My introduction to Don DeLillo, excluding passages quoted in DFW’s encomium. DeLillo, like myself, is obsessed with the wideness of every passing moment, the deep meaning packed even in a head turn (and the comparisons end there). In Mao II, Scott wrestles with his literary idol’s decision, Bill Gray, to publish his latest novel. Bill has built a mythical reputation as an author, and it can only be compounded by the lack of a second novel. It deals with images in a way I once wrote half of a novel about; now I have a legitimate excuse not to finish it. It melds perception, art, and terrorism. It is way too abstruse and repeatedly bailed out by the acuity of the rest.
The irony of this novel about images is it holds such a tight focus on them individually as to make little of the whole imago. It feels like a picture made of thousands of other pictures, and if you keep zooming, you see it’s an endless collage. By the time you reach the end, you can’t be blamed for not remembering what the main picture was. Determined to piece highly perceptive sentences into the clarion call DeLillo seemed to promise, I trudged onto his alleged masterpiece.
Nothing more need be said about the opening sixty pages at Polo Grounds (where we, along with Sinatra and J. Edgar, see The Shot Heard Round The World). Nothing more need be said about Lenny Bruce’s stand-up paranoia regarding the A-Bomb – at least I hope it is as talked about. I am thoroughly convinced DeLillo is an author whose grasp exceeds his reach. He wrings so much astounding detail out of a moment that the reader is helpless as to its larger focus. Take a sentence, for instance, in all its natural rhythms. Words like ‘that’, ‘was’, and ‘said’ are passed over by the eye like there’s blood above the door. Not so with DeLillo. If his books can be said to lag, it is because his unnatural intensity readjusts the inner bell curve. Maybe it’s just the process of being disoriented, insofar as you can be more concerned with the fate of a baseball than with the outcome of a serial killing. He breathes life into everything; it’s like showing off by accident.
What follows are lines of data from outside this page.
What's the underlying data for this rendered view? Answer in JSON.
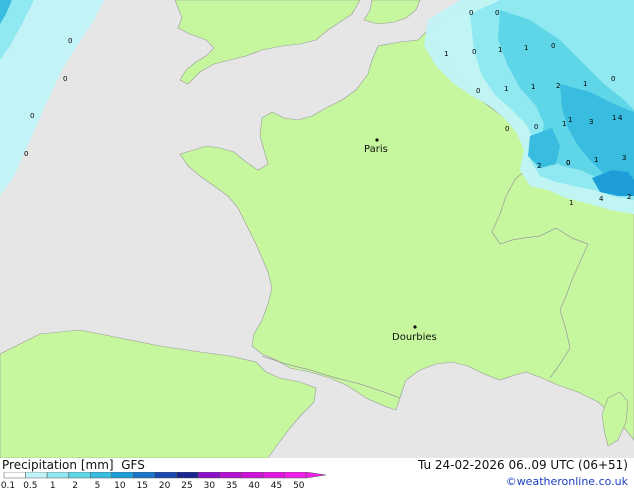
{
  "title": {
    "parameter": "Precipitation [mm]",
    "model": "GFS"
  },
  "valid_time": "Tu 24-02-2026 06..09 UTC (06+51)",
  "credit": "©weatheronline.co.uk",
  "cities": [
    {
      "name": "Paris"
    },
    {
      "name": "Dourbies"
    }
  ],
  "precip_labels": [
    "0",
    "0",
    "0",
    "0",
    "0",
    "0",
    "0",
    "1",
    "0",
    "1",
    "1",
    "0",
    "1",
    "1",
    "0",
    "0",
    "1",
    "1",
    "2",
    "1",
    "0",
    "1",
    "3",
    "4",
    "0",
    "2",
    "0",
    "1",
    "3",
    "4",
    "2",
    "1"
  ],
  "legend": {
    "ticks": [
      "0.1",
      "0.5",
      "1",
      "2",
      "5",
      "10",
      "15",
      "20",
      "25",
      "30",
      "35",
      "40",
      "45",
      "50"
    ],
    "colors": [
      "#ffffff",
      "#c0f4f8",
      "#90e8f0",
      "#5ed6e8",
      "#38bde0",
      "#1e9ed8",
      "#1a74c8",
      "#1848b0",
      "#16268e",
      "#8a10c8",
      "#b012d0",
      "#cc14d8",
      "#e018e0",
      "#f020e8"
    ]
  },
  "colors": {
    "land": "#c6f79e",
    "sea": "#e6e6e6",
    "border": "#9a9a9a"
  }
}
Should you read Underworld? Absolutely. But don’t ever take that as a recommendation – I don’t want to lose friends the same way I did to Mad Men. It’s a titanic dive with no Titanic at the bottom.
And then there’s V., a book whose plot has a man searching for what V. means and how to find her/it. That’s it. V. interweaves with an aimless derelict troop whom are never boring, but ultimately V. is the true companion piece to Crying of Lot 49. Oedipa finds means of escape by looking for a clandestine system; Stencil looks to escape his clandestine system through V. Although I understood about 40% of V. (on the first read, mind you), I would not feel uncomfortable recommending it to a passive book fan. Quickly you learn, or hopefully anyway, that no one will guide you along the narrative. You float in and out of looking for V., never quite lost or found. (First published in 1963, I can only imagine it influenced Barthes’ essay five years later.)
Oddly V. is not that challenging once you abandon hope. It speaks clearly to desire (and mirrors it), it feeds you with its axioms even as you know you’ll never be satiated. Whereas Pynchon would later go on to capture war in a boldly postmodern way, here he uses war as a counterpoint to desire. Sometimes the ablution of desire through war becomes the desire we wanted all along, when desire’s false promises become too despairing to bear.
(Plus you will feel unguilty for lapses in concentration.)